Component data from apps and pages
┌──
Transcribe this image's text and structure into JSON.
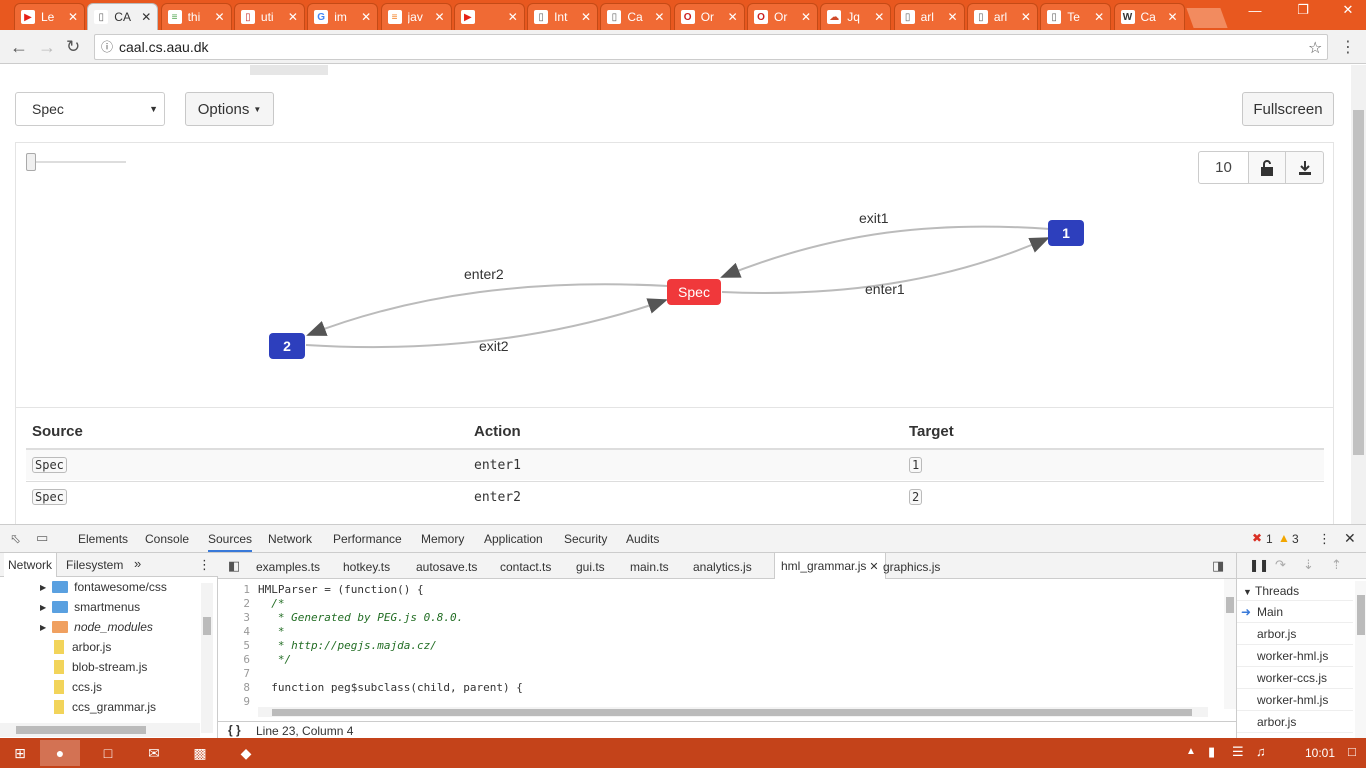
{
  "browser": {
    "tabs": [
      {
        "title": "Le",
        "icon": "youtube-icon",
        "color": "#e62117"
      },
      {
        "title": "CA",
        "icon": "page-icon",
        "color": "#666666"
      },
      {
        "title": "thi",
        "icon": "stackexchange-icon",
        "color": "#53a852"
      },
      {
        "title": "uti",
        "icon": "page-icon",
        "color": "#c8302e"
      },
      {
        "title": "im",
        "icon": "google-icon",
        "color": "#4285f4"
      },
      {
        "title": "jav",
        "icon": "stackoverflow-icon",
        "color": "#f48024"
      },
      {
        "title": "",
        "icon": "youtube-icon",
        "color": "#e62117"
      },
      {
        "title": "Int",
        "icon": "page-icon",
        "color": "#666666"
      },
      {
        "title": "Ca",
        "icon": "page-icon",
        "color": "#666666"
      },
      {
        "title": "Or",
        "icon": "opera-icon",
        "color": "#cc2020"
      },
      {
        "title": "Or",
        "icon": "opera-icon",
        "color": "#cc2020"
      },
      {
        "title": "Jq",
        "icon": "jquery-icon",
        "color": "#d04a2a"
      },
      {
        "title": "arl",
        "icon": "page-icon",
        "color": "#666666"
      },
      {
        "title": "arl",
        "icon": "page-icon",
        "color": "#666666"
      },
      {
        "title": "Te",
        "icon": "page-icon",
        "color": "#666666"
      },
      {
        "title": "Ca",
        "icon": "wikipedia-icon",
        "color": "#333333"
      }
    ],
    "url": "caal.cs.aau.dk"
  },
  "toolbar": {
    "select_value": "Spec",
    "options_label": "Options",
    "fullscreen_label": "Fullscreen",
    "depth_value": "10"
  },
  "graph": {
    "nodes": {
      "spec": "Spec",
      "n1": "1",
      "n2": "2"
    },
    "edges": {
      "exit1": "exit1",
      "enter1": "enter1",
      "enter2": "enter2",
      "exit2": "exit2"
    },
    "colors": {
      "spec": "#f0383b",
      "state": "#2d3fbd",
      "edge": "#bbbbbb"
    }
  },
  "table": {
    "headers": [
      "Source",
      "Action",
      "Target"
    ],
    "rows": [
      {
        "source": "Spec",
        "action": "enter1",
        "target": "1"
      },
      {
        "source": "Spec",
        "action": "enter2",
        "target": "2"
      }
    ]
  },
  "devtools": {
    "tabs": [
      "Elements",
      "Console",
      "Sources",
      "Network",
      "Performance",
      "Memory",
      "Application",
      "Security",
      "Audits"
    ],
    "active_tab": "Sources",
    "errors": "1",
    "warnings": "3",
    "navigator_tabs": [
      "Network",
      "Filesystem"
    ],
    "files": [
      {
        "name": "fontawesome/css",
        "type": "folder"
      },
      {
        "name": "smartmenus",
        "type": "folder"
      },
      {
        "name": "node_modules",
        "type": "folder-orange"
      },
      {
        "name": "arbor.js",
        "type": "file"
      },
      {
        "name": "blob-stream.js",
        "type": "file"
      },
      {
        "name": "ccs.js",
        "type": "file"
      },
      {
        "name": "ccs_grammar.js",
        "type": "file"
      }
    ],
    "editor_tabs": [
      "examples.ts",
      "hotkey.ts",
      "autosave.ts",
      "contact.ts",
      "gui.ts",
      "main.ts",
      "analytics.js",
      "hml_grammar.js",
      "graphics.js"
    ],
    "active_file": "hml_grammar.js",
    "code": [
      "HMLParser = (function() {",
      "  /*",
      "   * Generated by PEG.js 0.8.0.",
      "   *",
      "   * http://pegjs.majda.cz/",
      "   */",
      "",
      "  function peg$subclass(child, parent) {",
      ""
    ],
    "cursor": "Line 23, Column 4",
    "threads_label": "Threads",
    "threads": [
      "Main",
      "arbor.js",
      "worker-hml.js",
      "worker-ccs.js",
      "worker-hml.js",
      "arbor.js"
    ]
  },
  "taskbar": {
    "time": "10:01"
  }
}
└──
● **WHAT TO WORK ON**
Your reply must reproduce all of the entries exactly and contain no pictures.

● **PROBLEM SOLUTION**
Transcribe this image's text and structure into JSON.
{
  "browser": {
    "tabs": [
      {
        "title": "Le",
        "icon": "youtube-icon",
        "color": "#e62117"
      },
      {
        "title": "CA",
        "icon": "page-icon",
        "color": "#666666"
      },
      {
        "title": "thi",
        "icon": "stackexchange-icon",
        "color": "#53a852"
      },
      {
        "title": "uti",
        "icon": "page-icon",
        "color": "#c8302e"
      },
      {
        "title": "im",
        "icon": "google-icon",
        "color": "#4285f4"
      },
      {
        "title": "jav",
        "icon": "stackoverflow-icon",
        "color": "#f48024"
      },
      {
        "title": "",
        "icon": "youtube-icon",
        "color": "#e62117"
      },
      {
        "title": "Int",
        "icon": "page-icon",
        "color": "#666666"
      },
      {
        "title": "Ca",
        "icon": "page-icon",
        "color": "#666666"
      },
      {
        "title": "Or",
        "icon": "opera-icon",
        "color": "#cc2020"
      },
      {
        "title": "Or",
        "icon": "opera-icon",
        "color": "#cc2020"
      },
      {
        "title": "Jq",
        "icon": "jquery-icon",
        "color": "#d04a2a"
      },
      {
        "title": "arl",
        "icon": "page-icon",
        "color": "#666666"
      },
      {
        "title": "arl",
        "icon": "page-icon",
        "color": "#666666"
      },
      {
        "title": "Te",
        "icon": "page-icon",
        "color": "#666666"
      },
      {
        "title": "Ca",
        "icon": "wikipedia-icon",
        "color": "#333333"
      }
    ],
    "url": "caal.cs.aau.dk"
  },
  "toolbar": {
    "select_value": "Spec",
    "options_label": "Options",
    "fullscreen_label": "Fullscreen",
    "depth_value": "10"
  },
  "graph": {
    "nodes": {
      "spec": "Spec",
      "n1": "1",
      "n2": "2"
    },
    "edges": {
      "exit1": "exit1",
      "enter1": "enter1",
      "enter2": "enter2",
      "exit2": "exit2"
    },
    "colors": {
      "spec": "#f0383b",
      "state": "#2d3fbd",
      "edge": "#bbbbbb"
    }
  },
  "table": {
    "headers": [
      "Source",
      "Action",
      "Target"
    ],
    "rows": [
      {
        "source": "Spec",
        "action": "enter1",
        "target": "1"
      },
      {
        "source": "Spec",
        "action": "enter2",
        "target": "2"
      }
    ]
  },
  "devtools": {
    "tabs": [
      "Elements",
      "Console",
      "Sources",
      "Network",
      "Performance",
      "Memory",
      "Application",
      "Security",
      "Audits"
    ],
    "active_tab": "Sources",
    "errors": "1",
    "warnings": "3",
    "navigator_tabs": [
      "Network",
      "Filesystem"
    ],
    "files": [
      {
        "name": "fontawesome/css",
        "type": "folder"
      },
      {
        "name": "smartmenus",
        "type": "folder"
      },
      {
        "name": "node_modules",
        "type": "folder-orange"
      },
      {
        "name": "arbor.js",
        "type": "file"
      },
      {
        "name": "blob-stream.js",
        "type": "file"
      },
      {
        "name": "ccs.js",
        "type": "file"
      },
      {
        "name": "ccs_grammar.js",
        "type": "file"
      }
    ],
    "editor_tabs": [
      "examples.ts",
      "hotkey.ts",
      "autosave.ts",
      "contact.ts",
      "gui.ts",
      "main.ts",
      "analytics.js",
      "hml_grammar.js",
      "graphics.js"
    ],
    "active_file": "hml_grammar.js",
    "code": [
      "HMLParser = (function() {",
      "  /*",
      "   * Generated by PEG.js 0.8.0.",
      "   *",
      "   * http://pegjs.majda.cz/",
      "   */",
      "",
      "  function peg$subclass(child, parent) {",
      ""
    ],
    "cursor": "Line 23, Column 4",
    "threads_label": "Threads",
    "threads": [
      "Main",
      "arbor.js",
      "worker-hml.js",
      "worker-ccs.js",
      "worker-hml.js",
      "arbor.js"
    ]
  },
  "taskbar": {
    "time": "10:01"
  }
}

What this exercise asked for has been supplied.